[Dataset entries]
━━━━━━━━━━━━━━━━

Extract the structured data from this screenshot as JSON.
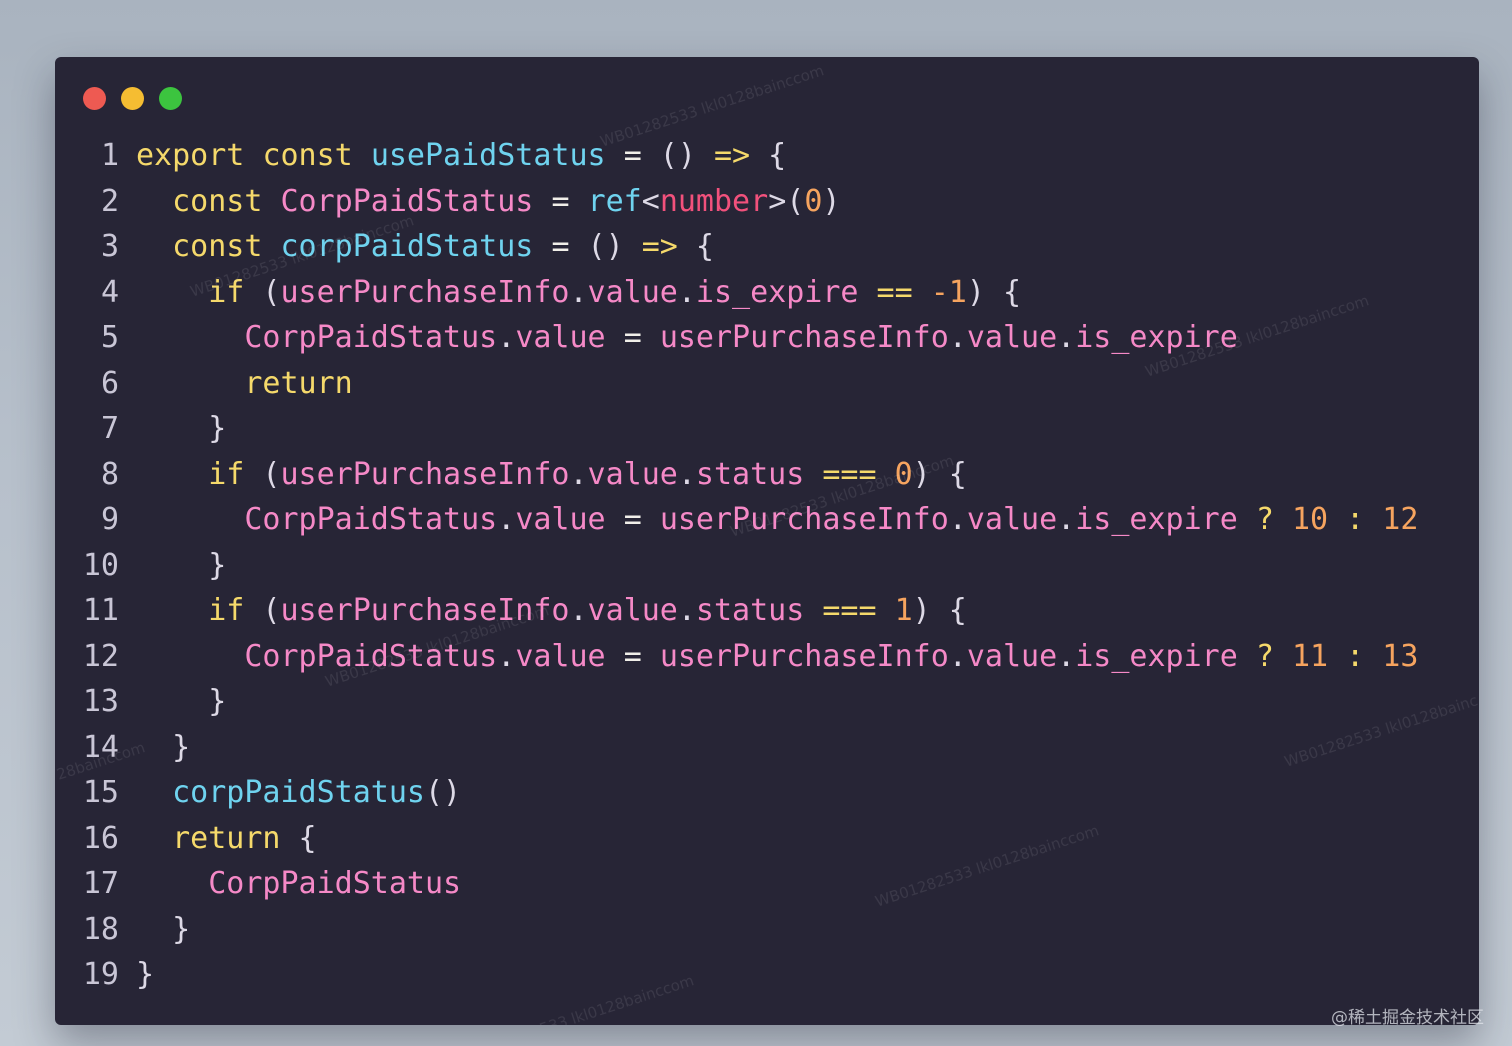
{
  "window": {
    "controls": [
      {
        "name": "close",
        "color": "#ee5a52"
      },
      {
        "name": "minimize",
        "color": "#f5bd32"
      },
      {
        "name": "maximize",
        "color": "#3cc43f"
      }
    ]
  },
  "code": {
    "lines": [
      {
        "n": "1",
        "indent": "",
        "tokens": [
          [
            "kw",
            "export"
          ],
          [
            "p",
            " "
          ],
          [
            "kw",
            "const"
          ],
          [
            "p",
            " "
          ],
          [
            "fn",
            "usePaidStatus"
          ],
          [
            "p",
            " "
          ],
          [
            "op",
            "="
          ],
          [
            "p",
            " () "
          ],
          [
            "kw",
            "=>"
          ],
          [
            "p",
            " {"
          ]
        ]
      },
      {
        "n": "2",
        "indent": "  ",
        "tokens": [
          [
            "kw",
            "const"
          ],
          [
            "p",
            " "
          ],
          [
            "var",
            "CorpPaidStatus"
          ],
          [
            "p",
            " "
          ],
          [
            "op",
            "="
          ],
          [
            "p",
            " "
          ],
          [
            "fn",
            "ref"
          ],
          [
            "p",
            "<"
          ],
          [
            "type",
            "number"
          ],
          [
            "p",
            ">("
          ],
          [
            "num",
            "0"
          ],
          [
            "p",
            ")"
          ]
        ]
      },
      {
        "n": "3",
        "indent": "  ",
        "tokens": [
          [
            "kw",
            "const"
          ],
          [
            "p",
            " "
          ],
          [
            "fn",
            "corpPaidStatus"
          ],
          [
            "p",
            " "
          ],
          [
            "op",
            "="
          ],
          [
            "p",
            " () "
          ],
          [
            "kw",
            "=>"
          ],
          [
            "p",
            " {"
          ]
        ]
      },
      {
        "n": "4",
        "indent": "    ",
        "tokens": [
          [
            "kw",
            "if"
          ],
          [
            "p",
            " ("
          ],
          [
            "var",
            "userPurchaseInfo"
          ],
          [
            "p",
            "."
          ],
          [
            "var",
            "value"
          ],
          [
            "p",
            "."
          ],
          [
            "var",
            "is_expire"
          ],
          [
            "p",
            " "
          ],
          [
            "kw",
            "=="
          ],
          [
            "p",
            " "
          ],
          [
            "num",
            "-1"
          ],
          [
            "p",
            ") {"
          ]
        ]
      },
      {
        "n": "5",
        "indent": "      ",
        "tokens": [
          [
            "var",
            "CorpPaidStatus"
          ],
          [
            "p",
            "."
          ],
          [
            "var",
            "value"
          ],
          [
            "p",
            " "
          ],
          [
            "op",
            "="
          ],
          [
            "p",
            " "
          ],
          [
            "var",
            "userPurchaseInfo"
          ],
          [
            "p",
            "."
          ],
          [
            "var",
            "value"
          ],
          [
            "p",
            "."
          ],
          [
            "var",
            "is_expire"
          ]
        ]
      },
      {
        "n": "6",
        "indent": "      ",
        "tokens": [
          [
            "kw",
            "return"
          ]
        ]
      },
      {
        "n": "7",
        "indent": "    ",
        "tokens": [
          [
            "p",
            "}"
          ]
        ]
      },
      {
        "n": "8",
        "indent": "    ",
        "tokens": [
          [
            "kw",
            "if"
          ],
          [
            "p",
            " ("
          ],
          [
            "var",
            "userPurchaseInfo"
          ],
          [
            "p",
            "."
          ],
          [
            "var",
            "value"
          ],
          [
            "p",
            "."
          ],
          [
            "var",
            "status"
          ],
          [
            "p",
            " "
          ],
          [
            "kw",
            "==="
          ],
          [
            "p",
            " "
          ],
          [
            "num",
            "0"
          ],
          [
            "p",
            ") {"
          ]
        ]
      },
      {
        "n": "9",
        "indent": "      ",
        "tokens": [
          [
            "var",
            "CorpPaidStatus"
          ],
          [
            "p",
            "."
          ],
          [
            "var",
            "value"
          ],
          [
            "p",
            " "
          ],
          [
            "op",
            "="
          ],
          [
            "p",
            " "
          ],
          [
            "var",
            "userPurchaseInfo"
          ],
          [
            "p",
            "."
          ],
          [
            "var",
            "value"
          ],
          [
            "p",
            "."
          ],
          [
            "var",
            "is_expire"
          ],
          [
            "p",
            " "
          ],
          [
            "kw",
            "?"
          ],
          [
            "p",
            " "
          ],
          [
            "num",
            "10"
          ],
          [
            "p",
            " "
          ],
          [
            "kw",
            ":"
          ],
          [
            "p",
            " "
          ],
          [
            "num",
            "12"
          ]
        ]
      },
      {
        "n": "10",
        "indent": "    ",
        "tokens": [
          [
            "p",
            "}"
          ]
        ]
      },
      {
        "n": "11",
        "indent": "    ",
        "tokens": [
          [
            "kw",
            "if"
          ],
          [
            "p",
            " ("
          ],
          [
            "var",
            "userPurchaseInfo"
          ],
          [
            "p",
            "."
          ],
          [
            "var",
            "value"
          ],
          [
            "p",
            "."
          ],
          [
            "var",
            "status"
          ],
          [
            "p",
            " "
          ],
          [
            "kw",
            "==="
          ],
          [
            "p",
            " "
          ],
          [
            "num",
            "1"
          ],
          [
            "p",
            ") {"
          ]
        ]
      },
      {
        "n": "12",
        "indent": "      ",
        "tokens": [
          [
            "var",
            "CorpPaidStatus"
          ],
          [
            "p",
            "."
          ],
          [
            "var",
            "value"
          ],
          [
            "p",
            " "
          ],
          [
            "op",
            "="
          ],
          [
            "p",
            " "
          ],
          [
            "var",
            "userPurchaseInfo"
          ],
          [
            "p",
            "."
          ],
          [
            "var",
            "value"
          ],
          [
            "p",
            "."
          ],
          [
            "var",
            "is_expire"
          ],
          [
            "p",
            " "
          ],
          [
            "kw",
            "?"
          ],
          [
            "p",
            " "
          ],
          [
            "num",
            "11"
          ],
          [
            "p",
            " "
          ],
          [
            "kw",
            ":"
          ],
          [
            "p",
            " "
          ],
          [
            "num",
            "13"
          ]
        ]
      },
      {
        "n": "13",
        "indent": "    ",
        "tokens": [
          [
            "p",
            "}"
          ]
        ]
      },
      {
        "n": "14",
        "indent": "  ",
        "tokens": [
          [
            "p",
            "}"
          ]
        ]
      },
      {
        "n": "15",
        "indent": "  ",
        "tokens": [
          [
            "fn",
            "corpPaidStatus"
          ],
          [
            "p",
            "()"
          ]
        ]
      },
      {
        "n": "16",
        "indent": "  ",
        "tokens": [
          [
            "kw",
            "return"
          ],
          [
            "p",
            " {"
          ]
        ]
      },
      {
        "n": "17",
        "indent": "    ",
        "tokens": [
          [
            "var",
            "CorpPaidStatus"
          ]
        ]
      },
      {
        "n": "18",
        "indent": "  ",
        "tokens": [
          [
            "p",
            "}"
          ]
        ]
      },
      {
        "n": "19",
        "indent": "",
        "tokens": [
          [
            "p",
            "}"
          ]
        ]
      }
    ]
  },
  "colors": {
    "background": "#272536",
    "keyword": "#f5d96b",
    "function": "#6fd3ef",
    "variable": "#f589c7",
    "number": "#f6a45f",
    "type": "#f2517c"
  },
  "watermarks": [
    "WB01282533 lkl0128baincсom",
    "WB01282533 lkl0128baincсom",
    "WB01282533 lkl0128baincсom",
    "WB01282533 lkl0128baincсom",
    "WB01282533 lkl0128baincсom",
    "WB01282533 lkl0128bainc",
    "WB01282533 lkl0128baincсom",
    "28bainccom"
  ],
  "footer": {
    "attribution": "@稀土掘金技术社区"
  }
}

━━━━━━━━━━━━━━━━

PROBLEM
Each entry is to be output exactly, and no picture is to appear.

ANSWER
Extract the structured data from this screenshot as JSON.
{
  "window": {
    "controls": [
      {
        "name": "close",
        "color": "#ee5a52"
      },
      {
        "name": "minimize",
        "color": "#f5bd32"
      },
      {
        "name": "maximize",
        "color": "#3cc43f"
      }
    ]
  },
  "code": {
    "lines": [
      {
        "n": "1",
        "indent": "",
        "tokens": [
          [
            "kw",
            "export"
          ],
          [
            "p",
            " "
          ],
          [
            "kw",
            "const"
          ],
          [
            "p",
            " "
          ],
          [
            "fn",
            "usePaidStatus"
          ],
          [
            "p",
            " "
          ],
          [
            "op",
            "="
          ],
          [
            "p",
            " () "
          ],
          [
            "kw",
            "=>"
          ],
          [
            "p",
            " {"
          ]
        ]
      },
      {
        "n": "2",
        "indent": "  ",
        "tokens": [
          [
            "kw",
            "const"
          ],
          [
            "p",
            " "
          ],
          [
            "var",
            "CorpPaidStatus"
          ],
          [
            "p",
            " "
          ],
          [
            "op",
            "="
          ],
          [
            "p",
            " "
          ],
          [
            "fn",
            "ref"
          ],
          [
            "p",
            "<"
          ],
          [
            "type",
            "number"
          ],
          [
            "p",
            ">("
          ],
          [
            "num",
            "0"
          ],
          [
            "p",
            ")"
          ]
        ]
      },
      {
        "n": "3",
        "indent": "  ",
        "tokens": [
          [
            "kw",
            "const"
          ],
          [
            "p",
            " "
          ],
          [
            "fn",
            "corpPaidStatus"
          ],
          [
            "p",
            " "
          ],
          [
            "op",
            "="
          ],
          [
            "p",
            " () "
          ],
          [
            "kw",
            "=>"
          ],
          [
            "p",
            " {"
          ]
        ]
      },
      {
        "n": "4",
        "indent": "    ",
        "tokens": [
          [
            "kw",
            "if"
          ],
          [
            "p",
            " ("
          ],
          [
            "var",
            "userPurchaseInfo"
          ],
          [
            "p",
            "."
          ],
          [
            "var",
            "value"
          ],
          [
            "p",
            "."
          ],
          [
            "var",
            "is_expire"
          ],
          [
            "p",
            " "
          ],
          [
            "kw",
            "=="
          ],
          [
            "p",
            " "
          ],
          [
            "num",
            "-1"
          ],
          [
            "p",
            ") {"
          ]
        ]
      },
      {
        "n": "5",
        "indent": "      ",
        "tokens": [
          [
            "var",
            "CorpPaidStatus"
          ],
          [
            "p",
            "."
          ],
          [
            "var",
            "value"
          ],
          [
            "p",
            " "
          ],
          [
            "op",
            "="
          ],
          [
            "p",
            " "
          ],
          [
            "var",
            "userPurchaseInfo"
          ],
          [
            "p",
            "."
          ],
          [
            "var",
            "value"
          ],
          [
            "p",
            "."
          ],
          [
            "var",
            "is_expire"
          ]
        ]
      },
      {
        "n": "6",
        "indent": "      ",
        "tokens": [
          [
            "kw",
            "return"
          ]
        ]
      },
      {
        "n": "7",
        "indent": "    ",
        "tokens": [
          [
            "p",
            "}"
          ]
        ]
      },
      {
        "n": "8",
        "indent": "    ",
        "tokens": [
          [
            "kw",
            "if"
          ],
          [
            "p",
            " ("
          ],
          [
            "var",
            "userPurchaseInfo"
          ],
          [
            "p",
            "."
          ],
          [
            "var",
            "value"
          ],
          [
            "p",
            "."
          ],
          [
            "var",
            "status"
          ],
          [
            "p",
            " "
          ],
          [
            "kw",
            "==="
          ],
          [
            "p",
            " "
          ],
          [
            "num",
            "0"
          ],
          [
            "p",
            ") {"
          ]
        ]
      },
      {
        "n": "9",
        "indent": "      ",
        "tokens": [
          [
            "var",
            "CorpPaidStatus"
          ],
          [
            "p",
            "."
          ],
          [
            "var",
            "value"
          ],
          [
            "p",
            " "
          ],
          [
            "op",
            "="
          ],
          [
            "p",
            " "
          ],
          [
            "var",
            "userPurchaseInfo"
          ],
          [
            "p",
            "."
          ],
          [
            "var",
            "value"
          ],
          [
            "p",
            "."
          ],
          [
            "var",
            "is_expire"
          ],
          [
            "p",
            " "
          ],
          [
            "kw",
            "?"
          ],
          [
            "p",
            " "
          ],
          [
            "num",
            "10"
          ],
          [
            "p",
            " "
          ],
          [
            "kw",
            ":"
          ],
          [
            "p",
            " "
          ],
          [
            "num",
            "12"
          ]
        ]
      },
      {
        "n": "10",
        "indent": "    ",
        "tokens": [
          [
            "p",
            "}"
          ]
        ]
      },
      {
        "n": "11",
        "indent": "    ",
        "tokens": [
          [
            "kw",
            "if"
          ],
          [
            "p",
            " ("
          ],
          [
            "var",
            "userPurchaseInfo"
          ],
          [
            "p",
            "."
          ],
          [
            "var",
            "value"
          ],
          [
            "p",
            "."
          ],
          [
            "var",
            "status"
          ],
          [
            "p",
            " "
          ],
          [
            "kw",
            "==="
          ],
          [
            "p",
            " "
          ],
          [
            "num",
            "1"
          ],
          [
            "p",
            ") {"
          ]
        ]
      },
      {
        "n": "12",
        "indent": "      ",
        "tokens": [
          [
            "var",
            "CorpPaidStatus"
          ],
          [
            "p",
            "."
          ],
          [
            "var",
            "value"
          ],
          [
            "p",
            " "
          ],
          [
            "op",
            "="
          ],
          [
            "p",
            " "
          ],
          [
            "var",
            "userPurchaseInfo"
          ],
          [
            "p",
            "."
          ],
          [
            "var",
            "value"
          ],
          [
            "p",
            "."
          ],
          [
            "var",
            "is_expire"
          ],
          [
            "p",
            " "
          ],
          [
            "kw",
            "?"
          ],
          [
            "p",
            " "
          ],
          [
            "num",
            "11"
          ],
          [
            "p",
            " "
          ],
          [
            "kw",
            ":"
          ],
          [
            "p",
            " "
          ],
          [
            "num",
            "13"
          ]
        ]
      },
      {
        "n": "13",
        "indent": "    ",
        "tokens": [
          [
            "p",
            "}"
          ]
        ]
      },
      {
        "n": "14",
        "indent": "  ",
        "tokens": [
          [
            "p",
            "}"
          ]
        ]
      },
      {
        "n": "15",
        "indent": "  ",
        "tokens": [
          [
            "fn",
            "corpPaidStatus"
          ],
          [
            "p",
            "()"
          ]
        ]
      },
      {
        "n": "16",
        "indent": "  ",
        "tokens": [
          [
            "kw",
            "return"
          ],
          [
            "p",
            " {"
          ]
        ]
      },
      {
        "n": "17",
        "indent": "    ",
        "tokens": [
          [
            "var",
            "CorpPaidStatus"
          ]
        ]
      },
      {
        "n": "18",
        "indent": "  ",
        "tokens": [
          [
            "p",
            "}"
          ]
        ]
      },
      {
        "n": "19",
        "indent": "",
        "tokens": [
          [
            "p",
            "}"
          ]
        ]
      }
    ]
  },
  "colors": {
    "background": "#272536",
    "keyword": "#f5d96b",
    "function": "#6fd3ef",
    "variable": "#f589c7",
    "number": "#f6a45f",
    "type": "#f2517c"
  },
  "watermarks": [
    "WB01282533 lkl0128baincсom",
    "WB01282533 lkl0128baincсom",
    "WB01282533 lkl0128baincсom",
    "WB01282533 lkl0128baincсom",
    "WB01282533 lkl0128baincсom",
    "WB01282533 lkl0128bainc",
    "WB01282533 lkl0128baincсom",
    "28bainccom"
  ],
  "footer": {
    "attribution": "@稀土掘金技术社区"
  }
}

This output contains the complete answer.